You can also use “smart content” to intrigue returning leads. The site identifies the visitor, pulls information from their contact record, and shows content based on their interests or past behavior. It’s a customized experience specifically for the visitor at that moment.
Similarly, showing personalized CTAs that change based upon a lead’s status is very powerful. The more times they visit and the more content they download, the more advanced the CTA offers should be.
Even if you don’t have this functionality, you can still put this idea to use. By tracking your website’s visits, you can determine what pages are likely to be visited by more qualified leads and place your advanced content offerings on those pages.
You may have noticed a pattern at this point: you need calls-to-action everywhere. Simply put, you should have CTAs on every page of your website. Not only do they make your content easier to find, but they also make leads more likely to convert.
Having said that, you also don’t want to barrage your visitors with ads for your content. One or two will do for most pages, and they should be simple and straightforward. While they should stand out, they should not appear annoying by flashing or moving. Definitely don’t have them cover the content that visitors came to your site to see.
You want to make sure your CTAs (and their placement) are relevant to your target personas. If your target is someone on a mobile device, you want to place your CTAs in stream with the rest of your content. That way they are likely to see it as they scroll around your website on their smartphone.
Perhaps your best customer is visiting your site on a desktop. You probably want your most important CTA in the upper right corner, as that is where most desktop users look to get more information or find a way to contact a company.
Once a lead is preparing to buy your solution, you should have specialized content to promote the purchase. For B2B companies with fewer clients and long buying cycles, sales pages tailored to each client are particularly effective. Use sales pages to address arguments for not buying your service, and include FAQs, case studies, and testimonials.
Also make sure that there’s always a way to bypass the earlier parts of the buyer’s journey and get straight to a decision. Having a “Request a Quote” or “Contact Us” CTA in your main navigation is mandatory!

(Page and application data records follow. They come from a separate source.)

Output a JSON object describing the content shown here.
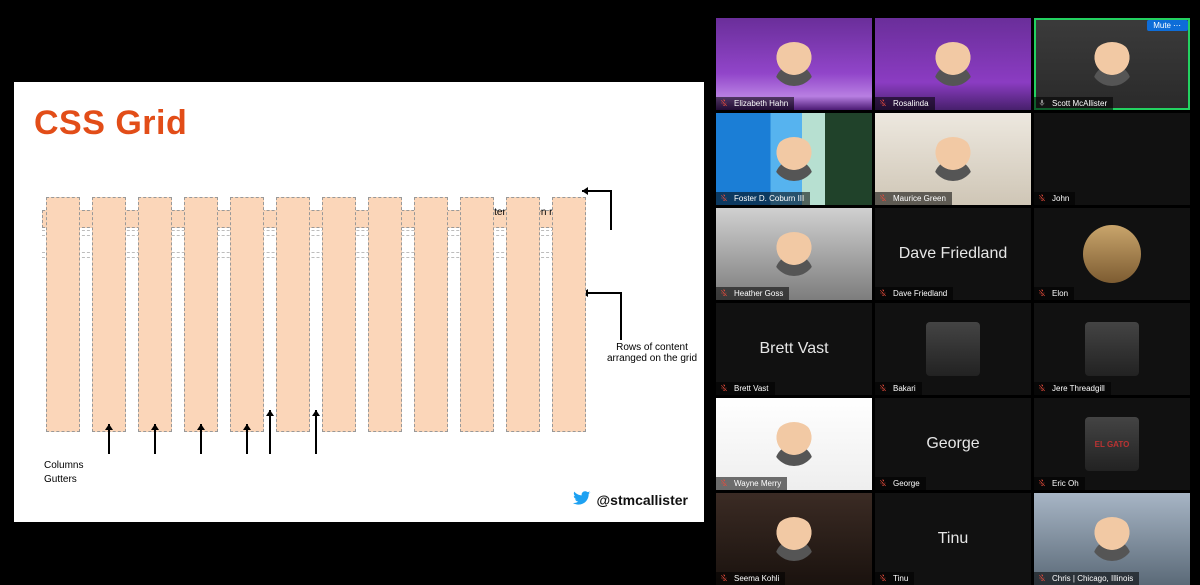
{
  "slide": {
    "title": "CSS Grid",
    "label_gutter_rows": "Gutter between rows",
    "label_rows_content": "Rows of content arranged on the grid",
    "label_columns": "Columns",
    "label_gutters": "Gutters",
    "twitter_handle": "@stmcallister",
    "columns": 12
  },
  "gallery": {
    "mute_btn_label": "Mute",
    "tiles": [
      {
        "name": "Elizabeth Hahn",
        "type": "video",
        "bg": "bg-purple",
        "muted": true,
        "speaking": false
      },
      {
        "name": "Rosalinda",
        "type": "video",
        "bg": "bg-purple2",
        "muted": true,
        "speaking": false
      },
      {
        "name": "Scott McAllister",
        "type": "video",
        "bg": "bg-room",
        "muted": false,
        "speaking": true,
        "show_mute_btn": true
      },
      {
        "name": "Foster D. Coburn III",
        "type": "video",
        "bg": "bg-beach",
        "muted": true,
        "speaking": false
      },
      {
        "name": "Maurice Green",
        "type": "video",
        "bg": "bg-living",
        "muted": true,
        "speaking": false
      },
      {
        "name": "John",
        "type": "off",
        "bg": "bg-dark",
        "muted": true,
        "speaking": false
      },
      {
        "name": "Heather Goss",
        "type": "video",
        "bg": "bg-office",
        "muted": true,
        "speaking": false
      },
      {
        "name": "Dave Friedland",
        "type": "name",
        "bg": "bg-dark",
        "muted": true,
        "speaking": false,
        "big": "Dave Friedland"
      },
      {
        "name": "Elon",
        "type": "avatar-round",
        "bg": "bg-dark",
        "muted": true,
        "avatar_bg": "bg-cars"
      },
      {
        "name": "Brett Vast",
        "type": "name",
        "bg": "bg-dark",
        "muted": true,
        "big": "Brett Vast"
      },
      {
        "name": "Bakari",
        "type": "avatar",
        "bg": "bg-dark",
        "muted": true,
        "avatar_bg": "bg-portrait"
      },
      {
        "name": "Jere Threadgill",
        "type": "avatar",
        "bg": "bg-dark",
        "muted": true,
        "avatar_bg": "bg-cap"
      },
      {
        "name": "Wayne Merry",
        "type": "video",
        "bg": "bg-white",
        "muted": true
      },
      {
        "name": "George",
        "type": "name",
        "bg": "bg-dark",
        "muted": true,
        "big": "George"
      },
      {
        "name": "Eric Oh",
        "type": "avatar",
        "bg": "bg-dark",
        "muted": true,
        "avatar_bg": "bg-truck",
        "caption": "EL GATO"
      },
      {
        "name": "Seema Kohli",
        "type": "video",
        "bg": "bg-portrait",
        "muted": true
      },
      {
        "name": "Tinu",
        "type": "name",
        "bg": "bg-dark",
        "muted": true,
        "big": "Tinu"
      },
      {
        "name": "Chris | Chicago, Illinois",
        "type": "video",
        "bg": "bg-city",
        "muted": true
      }
    ]
  }
}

Congratulations! You’ve closed a deal and have a signed contract with a client. But that’s not the end of your website’s usefulness. A good inbound program has a flywheel effect during which customers apply force to your marketing efforts, making it easier to close new business.
After a purchase, your website becomes a tool for communication and customer service. This is where web properties like client portals come in, such as HubSpot’s Knowledge Base, which stores information on a client’s account, also allowing them to submit service requests.
If your client has an issue do they know who to contact? Where can they find onboarding information? A client onboarding page is useful for these situations.
Also, make considerations on how you can get client feedback regarding how they view your services. If they’re open to taking surveys or leaving reviews on other sites, give them that opportunity.
To sum up website architecture for inbound marketing, always present your visitors with the next step that aligns with the buyer’s journey. The classic sales funnel may be officially replaced by the power of the inbound flywheel, but visitors will always need guidance through the funnel’s steps: awareness, consideration, decision.
A first-time visitor should see a CTA on a blog post leading to a downloadable offer. A returning lead should see more advanced content offerings. An SQL should receive prompts to call you for more information.
Now you know how to improve inbound marketing using site structure to guide the buyer’s journey. And, when implemented correctly, the best inbound website architecture boosts the ROI of all your inbound marketing efforts.
Topics: Website Design